_REQUIRED ACTION_
From the records that follow, copy every line in which "icon" appears.

_INFORMATION GIVEN_
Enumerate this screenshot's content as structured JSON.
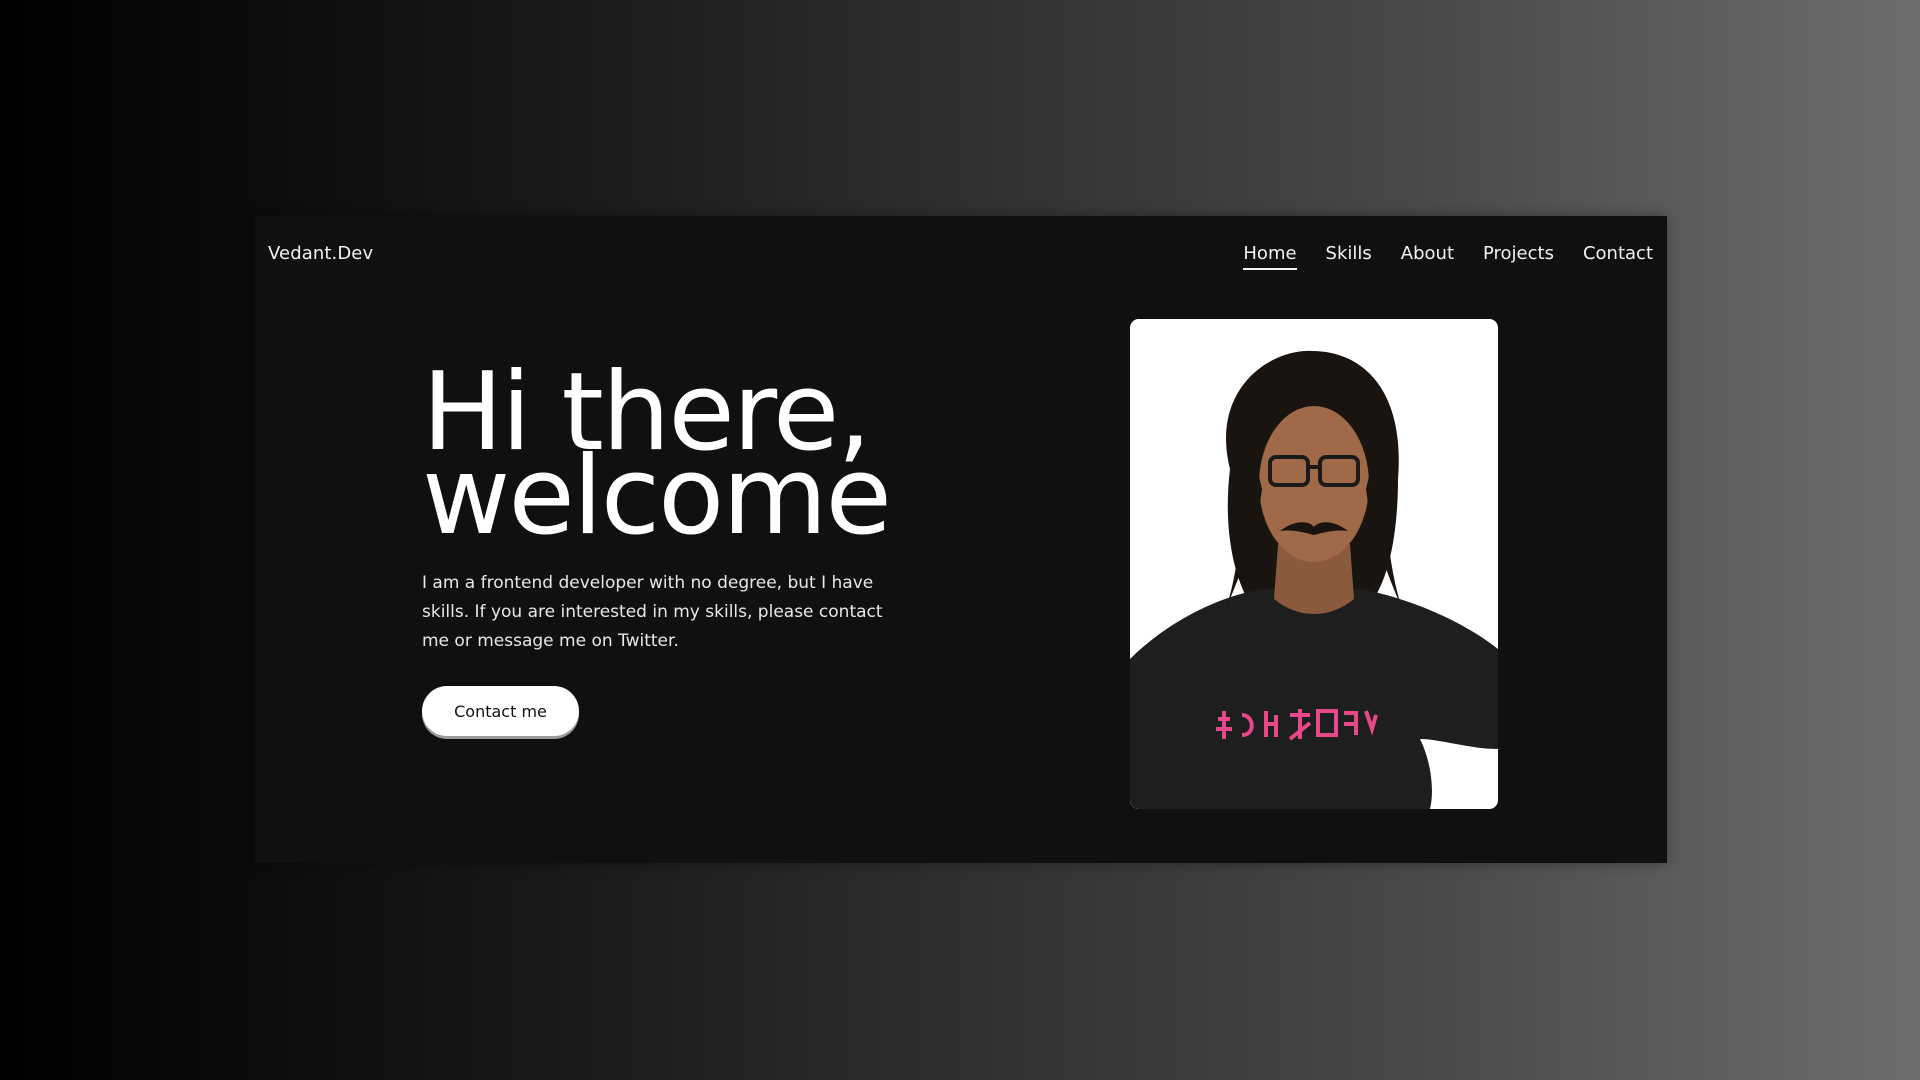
{
  "header": {
    "brand": "Vedant.Dev",
    "nav": [
      {
        "label": "Home",
        "active": true
      },
      {
        "label": "Skills",
        "active": false
      },
      {
        "label": "About",
        "active": false
      },
      {
        "label": "Projects",
        "active": false
      },
      {
        "label": "Contact",
        "active": false
      }
    ]
  },
  "hero": {
    "title_line1": "Hi there,",
    "title_line2": "welcome",
    "description": "I am a frontend developer with no degree, but I have skills. If you are interested in my skills, please contact me or message me on Twitter.",
    "cta_label": "Contact me"
  },
  "colors": {
    "frame_background": "#101010",
    "text": "#ffffff",
    "button_background": "#ffffff",
    "shirt_print": "#e8488a"
  }
}
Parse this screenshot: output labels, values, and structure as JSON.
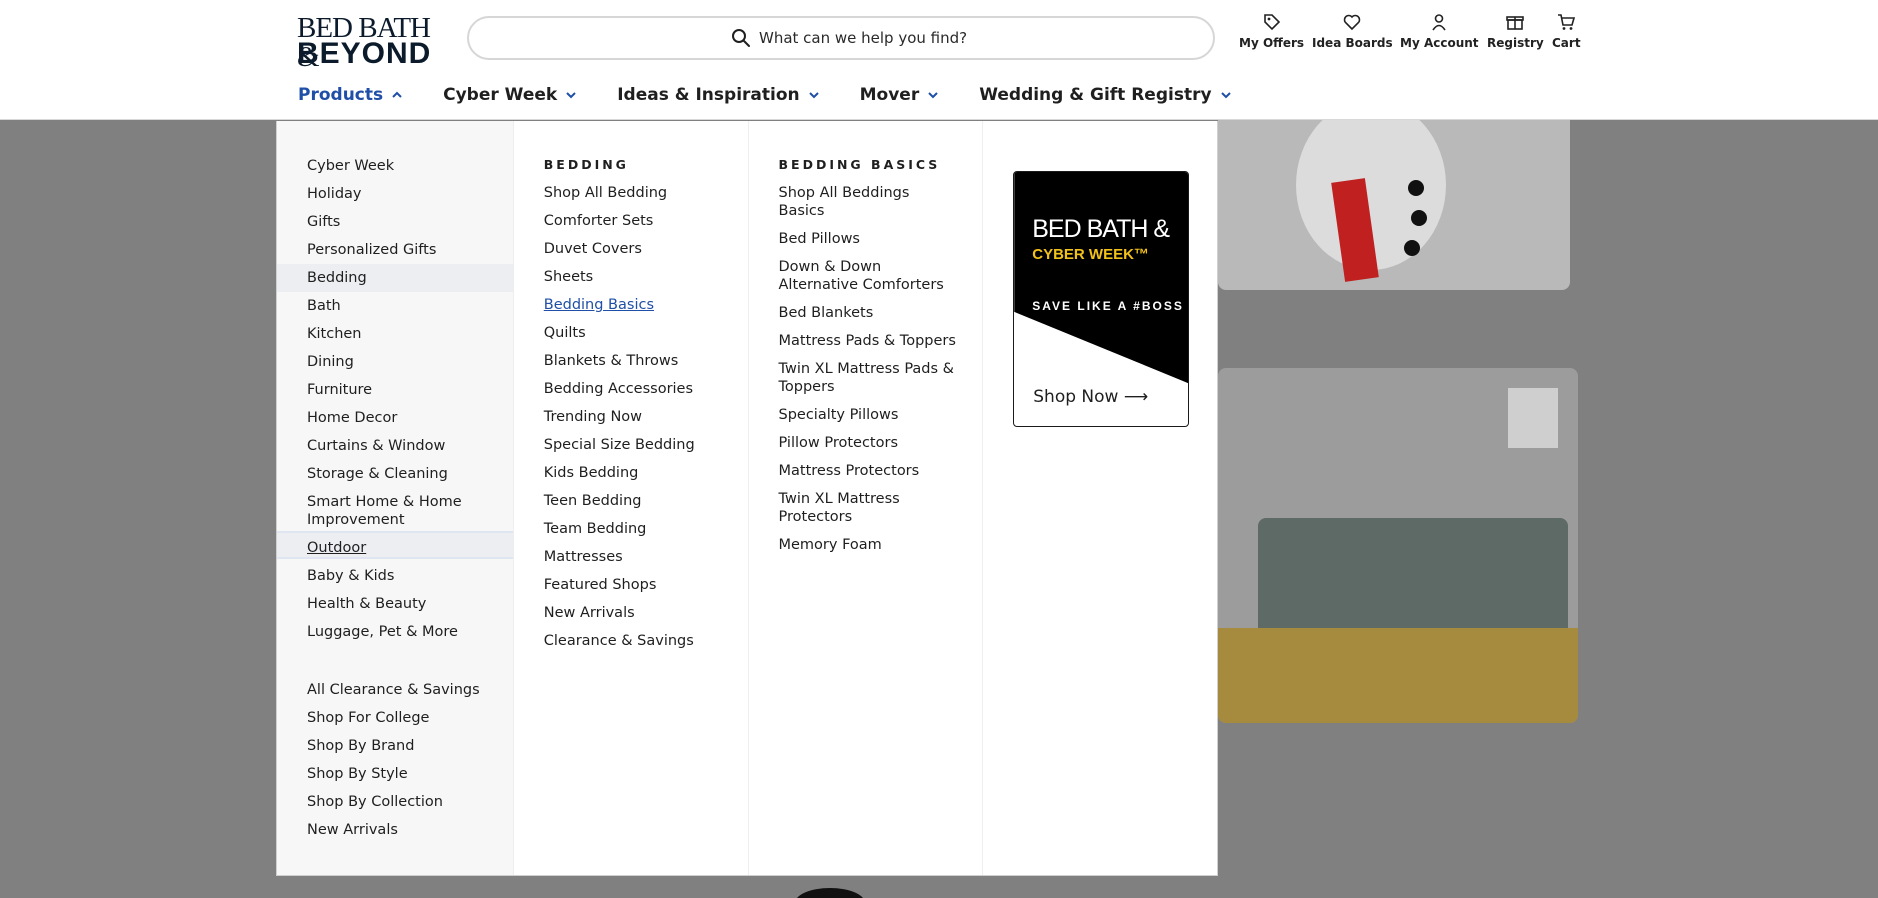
{
  "header": {
    "logo_line1": "BED BATH &",
    "logo_line2": "BEYOND",
    "search_placeholder": "What can we help you find?",
    "utility": [
      {
        "label": "My Offers",
        "icon": "tag-icon"
      },
      {
        "label": "Idea Boards",
        "icon": "heart-icon"
      },
      {
        "label": "My Account",
        "icon": "user-icon"
      },
      {
        "label": "Registry",
        "icon": "gift-icon"
      },
      {
        "label": "Cart",
        "icon": "cart-icon"
      }
    ]
  },
  "nav": [
    {
      "label": "Products",
      "active": true
    },
    {
      "label": "Cyber Week"
    },
    {
      "label": "Ideas & Inspiration"
    },
    {
      "label": "Mover"
    },
    {
      "label": "Wedding & Gift Registry"
    }
  ],
  "categories": [
    "Cyber Week",
    "Holiday",
    "Gifts",
    "Personalized Gifts",
    "Bedding",
    "Bath",
    "Kitchen",
    "Dining",
    "Furniture",
    "Home Decor",
    "Curtains & Window",
    "Storage & Cleaning",
    "Smart Home & Home Improvement",
    "Outdoor",
    "Baby & Kids",
    "Health & Beauty",
    "Luggage, Pet & More"
  ],
  "categories_extra": [
    "All Clearance & Savings",
    "Shop For College",
    "Shop By Brand",
    "Shop By Style",
    "Shop By Collection",
    "New Arrivals"
  ],
  "bedding": {
    "heading": "BEDDING",
    "items": [
      "Shop All Bedding",
      "Comforter Sets",
      "Duvet Covers",
      "Sheets",
      "Bedding Basics",
      "Quilts",
      "Blankets & Throws",
      "Bedding Accessories",
      "Trending Now",
      "Special Size Bedding",
      "Kids Bedding",
      "Teen Bedding",
      "Team Bedding",
      "Mattresses",
      "Featured Shops",
      "New Arrivals",
      "Clearance & Savings"
    ]
  },
  "basics": {
    "heading": "BEDDING BASICS",
    "items": [
      "Shop All Beddings Basics",
      "Bed Pillows",
      "Down & Down Alternative Comforters",
      "Bed Blankets",
      "Mattress Pads & Toppers",
      "Twin XL Mattress Pads & Toppers",
      "Specialty Pillows",
      "Pillow Protectors",
      "Mattress Protectors",
      "Twin XL Mattress Protectors",
      "Memory Foam"
    ]
  },
  "promo": {
    "line1": "BED BATH &",
    "line2": "CYBER WEEK™",
    "line3": "SAVE LIKE A #BOSS",
    "cta": "Shop Now ⟶"
  }
}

_YOUR SOLUTION_
        "icon": "tag-icon"
        "icon": "heart-icon"
        "icon": "user-icon"
        "icon": "gift-icon"
        "icon": "cart-icon"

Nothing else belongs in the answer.